SEE MORE: Europe’s new energy mix by Amanda Saint

NASA image acquired April 18 - October 23, 2012 This new image of the Earth at night is a composite assembled from data acquired by the Suomi National Polar-orbiting Partnership (Suomi NPP) satellite over nine days in April 2012 and thirteen days in October 2012. It took 312 orbits and 2.5 terabytes of data to get a clear shot of every parcel of Earth’s land surface and islands. The nighttime view of Earth in visible light was made possible by the “day-night band” of the Visible Infrared Imaging Radiometer Suite. VIIRS detects light in a range of wavelengths from green to near-infrared and uses filtering techniques to observe dim signals such as gas flares, auroras, wildfires, city lights, and reflected moonlight. In this case, auroras, fires, and other stray light have been removed to emphasize the city lights. Named for satellite meteorology pioneer Verner Suomi, NPP flies over any given point on Earth’s surface twice each day at roughly 1:30 a.m. and 1:30 p.m. The spacecraft flies 824 kilometers (512 miles) above the surface in a polar orbit, circling the planet about 14 times a day. Suomi NPP sends its data once per orbit to a ground station in Svalbard, Norway, and continuously to local direct broadcast users distributed around the world. The mission is managed by NASA with operational support from NOAA and its Joint Polar Satellite System, which manages the satellite's ground system. NASA Earth Observatory image by Robert Simmon, using Suomi NPP VIIRS data provided courtesy of Chris Elvidge (NOAA National Geophysical Data Center). Suomi NPP is the result of a partnership between NASA, NOAA, and the Department of Defense. Caption by Mike Carlowicz. Instrument: Suomi NPP - VIIRS Credit: NASA Earth Observatory Click here to view all of the  Earth at Night 2012 images  Click here to  read more  about this image   NASA image use policy. NASA Goddard Space Flight Center enables NASA’s mission through four scientific endeavors: Earth Science, Heliophysics, Solar System Exploration, and Astrophysics. Goddard plays a leading role in NASA’s accomplishments by contributing compelling scientific knowledge to advance the Agency’s mission. Follow us on Twitter Like us on Facebook Find us on Instagram

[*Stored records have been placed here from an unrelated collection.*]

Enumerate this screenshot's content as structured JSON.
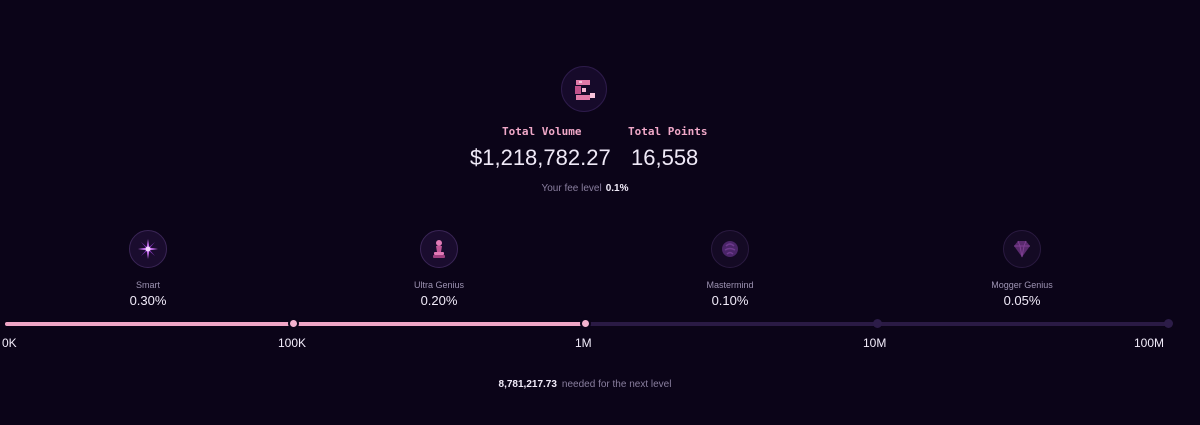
{
  "logo": {
    "icon": "brand-logo-icon",
    "color": "#f0a6c6"
  },
  "stats": {
    "total_volume_label": "Total Volume",
    "total_volume_value": "$1,218,782.27",
    "total_points_label": "Total Points",
    "total_points_value": "16,558"
  },
  "fee": {
    "label": "Your fee level",
    "value": "0.1%"
  },
  "tiers": [
    {
      "name": "Smart",
      "fee": "0.30%",
      "icon": "sparkle-icon"
    },
    {
      "name": "Ultra Genius",
      "fee": "0.20%",
      "icon": "chess-piece-icon"
    },
    {
      "name": "Mastermind",
      "fee": "0.10%",
      "icon": "brain-icon"
    },
    {
      "name": "Mogger Genius",
      "fee": "0.05%",
      "icon": "diamond-icon"
    }
  ],
  "progress": {
    "ticks": [
      "0K",
      "100K",
      "1M",
      "10M",
      "100M"
    ],
    "fraction": 0.5,
    "fill_color": "#f0a6c6",
    "track_color": "#2a1a44"
  },
  "next_level": {
    "value": "8,781,217.73",
    "label": "needed for the next level"
  }
}
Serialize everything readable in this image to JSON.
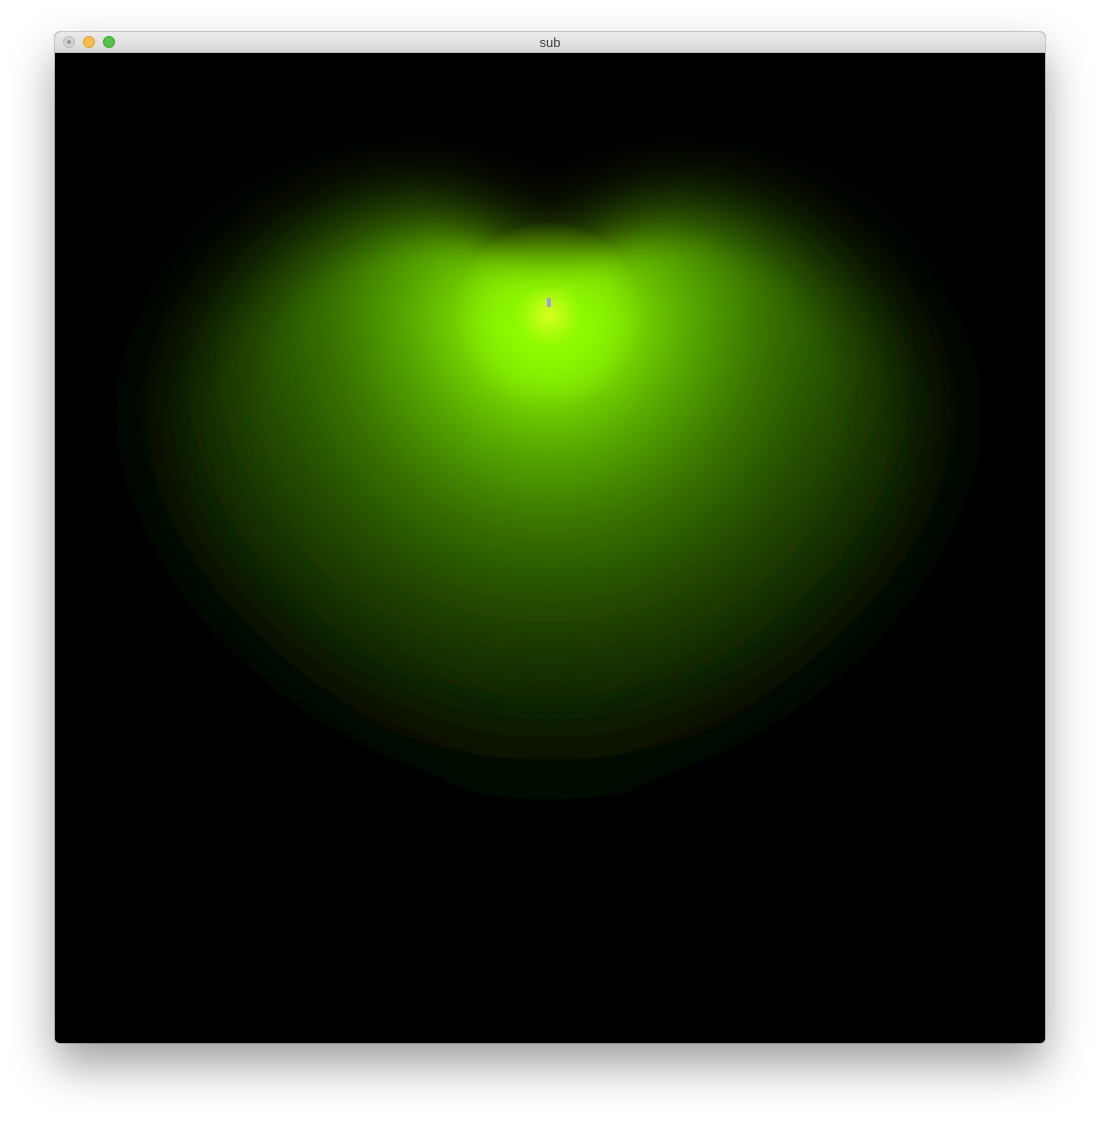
{
  "window": {
    "title": "sub",
    "controls": {
      "close": "close-icon",
      "minimize": "minimize-icon",
      "maximize": "maximize-icon"
    }
  },
  "canvas": {
    "background_color": "#000000",
    "shape": "heart",
    "glow_color": "#8cff00",
    "highlight_color": "#ffff40",
    "cursor_color": "#a99ad8"
  }
}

That’s why Pfenninger and his colleague at Imperial College, Iain Staffell, decided to take a more thorough and vigorous approach to tackle the problem with an aim to produce what is possibly the most accurate plan of potential and actual wind energy output in Europe. They corrected the over-simplifications of previous models.

For their calculations, the team took the topology of a wind turbine’s surrounding area into account and they also factored in the economies of scale that larger wind farms enjoy. To allow governments, energy operators and other researchers to use their improved projections, Pfenninger and Staffell have created a free and open source platform.

The app is called “renewables.ninja“— users input their location and it will spit back the daily and monthly averages of energy output for a wind farm in that area.

The app’s readings are different because the researchers say previous efforts to estimate output were sometimes too optimistic and other times too pessimistic. The uncorrected models overestimated wind’s potential by as much as 50 percent in the North West of Europe. Meanwhile they underestimated it by 30 percent in South Europe.

Research such as this means that energy suppliers and governments can be more confident in their energy predictions for wind farms — they can make more informed decisions about where to build future turbines. It also allows them to be smarter in knowing how much they can rely on wind as a contribution to their national grids.

about the author
Benjamin Plackett
I’m a journalist based in London. I report on all things science, tech, and health for a number of different publications. My work has been published by The Daily Dot, Inside Science and CNN among others. I earned my M.A. in Journalism at New York University and my B.Sci in Biology from Imperial College, London.